__The data__.
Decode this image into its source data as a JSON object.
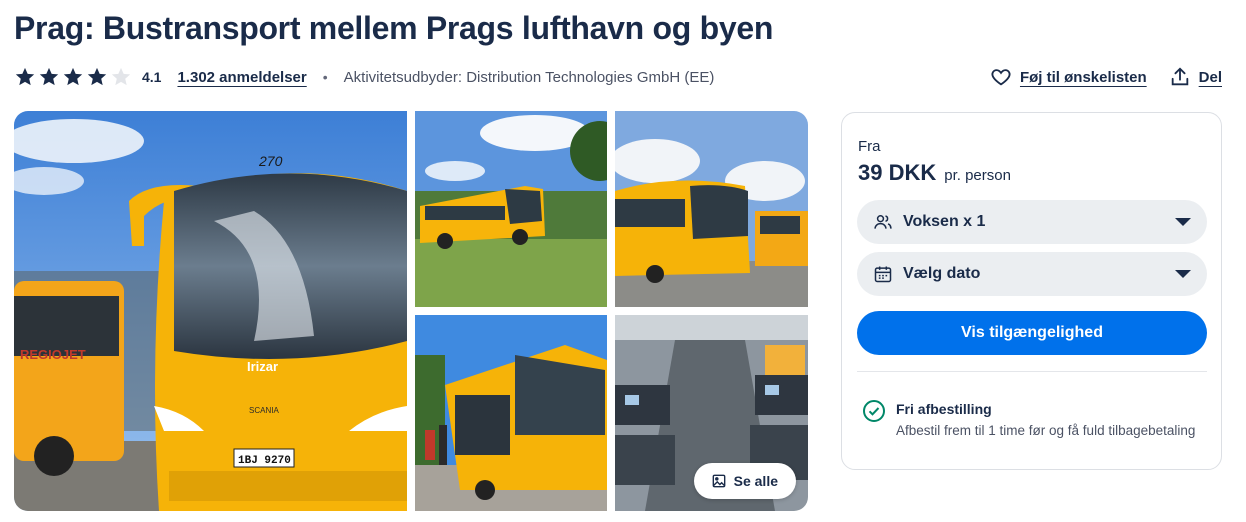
{
  "title": "Prag: Bustransport mellem Prags lufthavn og byen",
  "rating": {
    "stars_filled": 4,
    "stars_total": 5,
    "score": "4.1",
    "reviews_label": "1.302 anmeldelser",
    "separator": "•",
    "provider": "Aktivitetsudbyder: Distribution Technologies GmbH (EE)"
  },
  "actions": {
    "wishlist_label": "Føj til ønskelisten",
    "share_label": "Del"
  },
  "gallery": {
    "main_bus_number": "270",
    "main_bus_brand": "Irizar",
    "main_bus_maker": "SCANIA",
    "main_bus_plate": "1BJ 9270",
    "side_bus_logo": "REGIOJET",
    "see_all_label": "Se alle"
  },
  "booking": {
    "from_label": "Fra",
    "price": "39 DKK",
    "per_label": "pr. person",
    "participants_label": "Voksen x 1",
    "date_label": "Vælg dato",
    "cta_label": "Vis tilgængelighed",
    "cancel_title": "Fri afbestilling",
    "cancel_text": "Afbestil frem til 1 time før og få fuld tilbagebetaling"
  },
  "colors": {
    "primary": "#0071eb",
    "text": "#1a2b49",
    "bus_yellow": "#f5b500",
    "check_green": "#008768"
  }
}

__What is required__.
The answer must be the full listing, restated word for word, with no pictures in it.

__Exercise output__.
Decode this image into its source data as a JSON object.
{
  "title": "Prag: Bustransport mellem Prags lufthavn og byen",
  "rating": {
    "stars_filled": 4,
    "stars_total": 5,
    "score": "4.1",
    "reviews_label": "1.302 anmeldelser",
    "separator": "•",
    "provider": "Aktivitetsudbyder: Distribution Technologies GmbH (EE)"
  },
  "actions": {
    "wishlist_label": "Føj til ønskelisten",
    "share_label": "Del"
  },
  "gallery": {
    "main_bus_number": "270",
    "main_bus_brand": "Irizar",
    "main_bus_maker": "SCANIA",
    "main_bus_plate": "1BJ 9270",
    "side_bus_logo": "REGIOJET",
    "see_all_label": "Se alle"
  },
  "booking": {
    "from_label": "Fra",
    "price": "39 DKK",
    "per_label": "pr. person",
    "participants_label": "Voksen x 1",
    "date_label": "Vælg dato",
    "cta_label": "Vis tilgængelighed",
    "cancel_title": "Fri afbestilling",
    "cancel_text": "Afbestil frem til 1 time før og få fuld tilbagebetaling"
  },
  "colors": {
    "primary": "#0071eb",
    "text": "#1a2b49",
    "bus_yellow": "#f5b500",
    "check_green": "#008768"
  }
}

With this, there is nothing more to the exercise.